TASK DESCRIPTION:
From top to bottom, return the listing exactly as it appears, omitting its images.
= = = =
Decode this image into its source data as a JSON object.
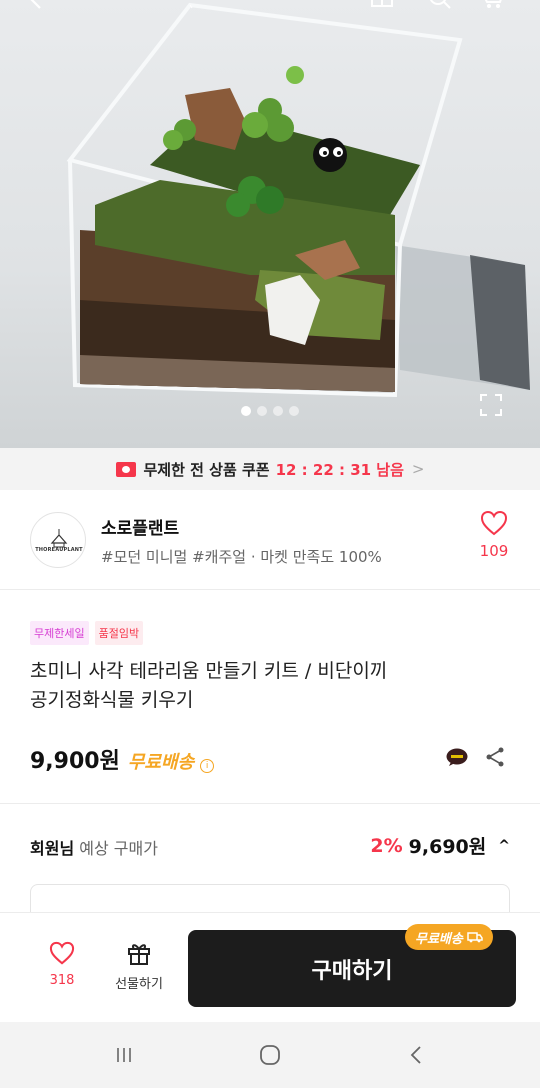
{
  "header": {
    "icons": [
      "back-icon",
      "home-icon",
      "search-icon",
      "cart-icon"
    ]
  },
  "gallery": {
    "total_images": 4,
    "current_index": 1
  },
  "coupon": {
    "label": "무제한 전 상품 쿠폰",
    "timer": "12 : 22 : 31 남음",
    "chevron": ">"
  },
  "store": {
    "logo_text": "THOREAUPLANT",
    "name": "소로플랜트",
    "tags": "#모던 미니멀 #캐주얼 · 마켓 만족도 100%",
    "like_count": "109"
  },
  "product": {
    "badges": [
      "무제한세일",
      "품절임박"
    ],
    "title_line1": "초미니 사각 테라리움 만들기 키트 / 비단이끼",
    "title_line2": "공기정화식물 키우기",
    "price": "9,900원",
    "shipping": "무료배송",
    "info_mark": "i"
  },
  "member": {
    "label_strong": "회원님",
    "label_rest": " 예상 구매가",
    "discount": "2%",
    "price": "9,690원",
    "caret": "^"
  },
  "actions": {
    "like_count": "318",
    "gift_label": "선물하기",
    "buy_label": "구매하기",
    "ship_tag": "무료배송"
  },
  "colors": {
    "accent": "#f5364b",
    "shipping": "#f5a623",
    "sale_badge": "#d63dd3",
    "buy_button": "#1c1c1c"
  }
}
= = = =
RESULT FOR THIS EXERCISE:
Decode this image into its source data as a JSON object.
{
  "header": {
    "icons": [
      "back-icon",
      "home-icon",
      "search-icon",
      "cart-icon"
    ]
  },
  "gallery": {
    "total_images": 4,
    "current_index": 1
  },
  "coupon": {
    "label": "무제한 전 상품 쿠폰",
    "timer": "12 : 22 : 31 남음",
    "chevron": ">"
  },
  "store": {
    "logo_text": "THOREAUPLANT",
    "name": "소로플랜트",
    "tags": "#모던 미니멀 #캐주얼 · 마켓 만족도 100%",
    "like_count": "109"
  },
  "product": {
    "badges": [
      "무제한세일",
      "품절임박"
    ],
    "title_line1": "초미니 사각 테라리움 만들기 키트 / 비단이끼",
    "title_line2": "공기정화식물 키우기",
    "price": "9,900원",
    "shipping": "무료배송",
    "info_mark": "i"
  },
  "member": {
    "label_strong": "회원님",
    "label_rest": " 예상 구매가",
    "discount": "2%",
    "price": "9,690원",
    "caret": "^"
  },
  "actions": {
    "like_count": "318",
    "gift_label": "선물하기",
    "buy_label": "구매하기",
    "ship_tag": "무료배송"
  },
  "colors": {
    "accent": "#f5364b",
    "shipping": "#f5a623",
    "sale_badge": "#d63dd3",
    "buy_button": "#1c1c1c"
  }
}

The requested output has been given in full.